Data records for software interfaces
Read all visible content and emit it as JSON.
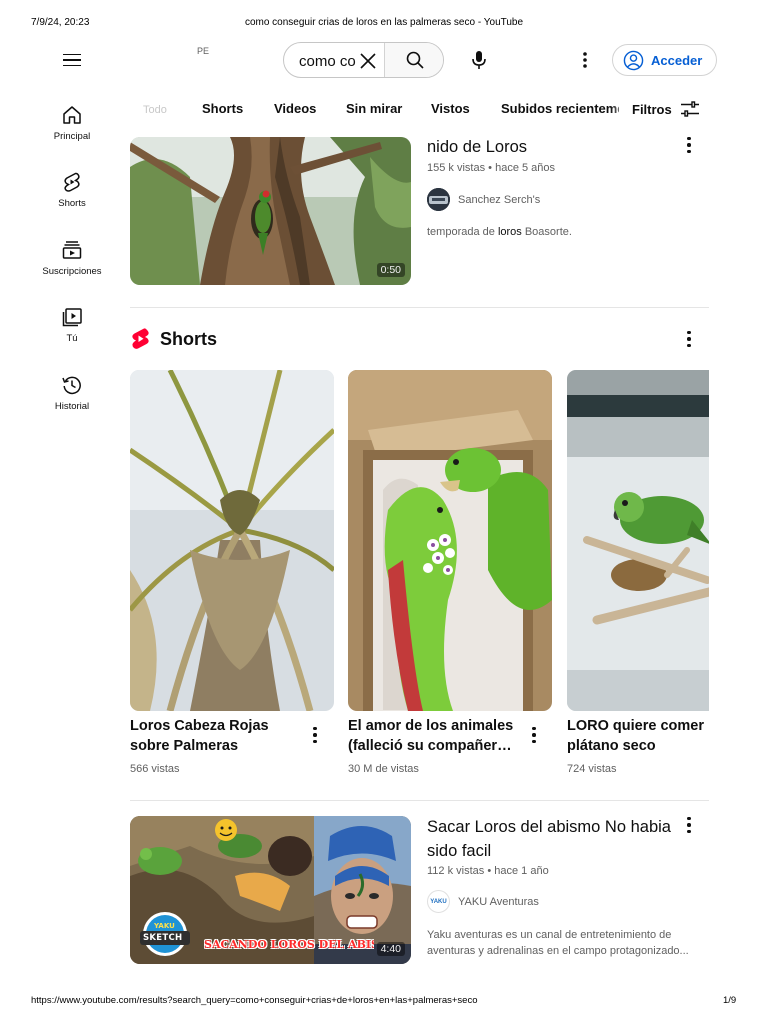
{
  "print_header": {
    "date": "7/9/24, 20:23",
    "title": "como conseguir crias de loros en las palmeras seco - YouTube"
  },
  "print_footer": {
    "url": "https://www.youtube.com/results?search_query=como+conseguir+crias+de+loros+en+las+palmeras+seco",
    "page": "1/9"
  },
  "topbar": {
    "country": "PE",
    "search_value": "como co",
    "login_label": "Acceder"
  },
  "sidebar": {
    "items": [
      {
        "label": "Principal",
        "icon": "home-icon"
      },
      {
        "label": "Shorts",
        "icon": "shorts-icon"
      },
      {
        "label": "Suscripciones",
        "icon": "subscriptions-icon"
      },
      {
        "label": "Tú",
        "icon": "you-icon"
      },
      {
        "label": "Historial",
        "icon": "history-icon"
      }
    ]
  },
  "chips": {
    "faded": "Todo",
    "items": [
      "Shorts",
      "Videos",
      "Sin mirar",
      "Vistos",
      "Subidos recientemente"
    ],
    "filters_label": "Filtros"
  },
  "videos": [
    {
      "title": "nido de Loros",
      "views": "155 k vistas",
      "age": "hace 5 años",
      "channel": "Sanchez Serch's",
      "description_parts": [
        "temporada de ",
        "loros",
        " Boasorte."
      ],
      "duration": "0:50"
    },
    {
      "title": "Sacar Loros del abismo No habia sido facil",
      "views": "112 k vistas",
      "age": "hace 1 año",
      "channel": "YAKU Aventuras",
      "description": "Yaku aventuras es un canal de entretenimiento de aventuras y adrenalinas en el campo protagonizado...",
      "duration": "4:40",
      "thumb_caption": "SACANDO LOROS DEL ABISMO",
      "thumb_logo_top": "YAKU",
      "thumb_logo_bottom": "SKETCH",
      "avatar_text": "YAKU"
    }
  ],
  "shorts": {
    "heading": "Shorts",
    "items": [
      {
        "title": "Loros Cabeza Rojas sobre Palmeras",
        "views": "566 vistas"
      },
      {
        "title": "El amor de los animales (falleció su compañer…",
        "views": "30 M de vistas"
      },
      {
        "title": "LORO quiere comer plátano seco",
        "views": "724 vistas"
      }
    ]
  },
  "colors": {
    "accent_blue": "#065fd4",
    "shorts_red": "#ff0033",
    "text_primary": "#0f0f0f",
    "text_secondary": "#606060"
  }
}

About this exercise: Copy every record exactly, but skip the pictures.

Answer section:
Read all visible content and emit it as JSON.
{
  "print_header": {
    "date": "7/9/24, 20:23",
    "title": "como conseguir crias de loros en las palmeras seco - YouTube"
  },
  "print_footer": {
    "url": "https://www.youtube.com/results?search_query=como+conseguir+crias+de+loros+en+las+palmeras+seco",
    "page": "1/9"
  },
  "topbar": {
    "country": "PE",
    "search_value": "como co",
    "login_label": "Acceder"
  },
  "sidebar": {
    "items": [
      {
        "label": "Principal",
        "icon": "home-icon"
      },
      {
        "label": "Shorts",
        "icon": "shorts-icon"
      },
      {
        "label": "Suscripciones",
        "icon": "subscriptions-icon"
      },
      {
        "label": "Tú",
        "icon": "you-icon"
      },
      {
        "label": "Historial",
        "icon": "history-icon"
      }
    ]
  },
  "chips": {
    "faded": "Todo",
    "items": [
      "Shorts",
      "Videos",
      "Sin mirar",
      "Vistos",
      "Subidos recientemente"
    ],
    "filters_label": "Filtros"
  },
  "videos": [
    {
      "title": "nido de Loros",
      "views": "155 k vistas",
      "age": "hace 5 años",
      "channel": "Sanchez Serch's",
      "description_parts": [
        "temporada de ",
        "loros",
        " Boasorte."
      ],
      "duration": "0:50"
    },
    {
      "title": "Sacar Loros del abismo No habia sido facil",
      "views": "112 k vistas",
      "age": "hace 1 año",
      "channel": "YAKU Aventuras",
      "description": "Yaku aventuras es un canal de entretenimiento de aventuras y adrenalinas en el campo protagonizado...",
      "duration": "4:40",
      "thumb_caption": "SACANDO LOROS DEL ABISMO",
      "thumb_logo_top": "YAKU",
      "thumb_logo_bottom": "SKETCH",
      "avatar_text": "YAKU"
    }
  ],
  "shorts": {
    "heading": "Shorts",
    "items": [
      {
        "title": "Loros Cabeza Rojas sobre Palmeras",
        "views": "566 vistas"
      },
      {
        "title": "El amor de los animales (falleció su compañer…",
        "views": "30 M de vistas"
      },
      {
        "title": "LORO quiere comer plátano seco",
        "views": "724 vistas"
      }
    ]
  },
  "colors": {
    "accent_blue": "#065fd4",
    "shorts_red": "#ff0033",
    "text_primary": "#0f0f0f",
    "text_secondary": "#606060"
  }
}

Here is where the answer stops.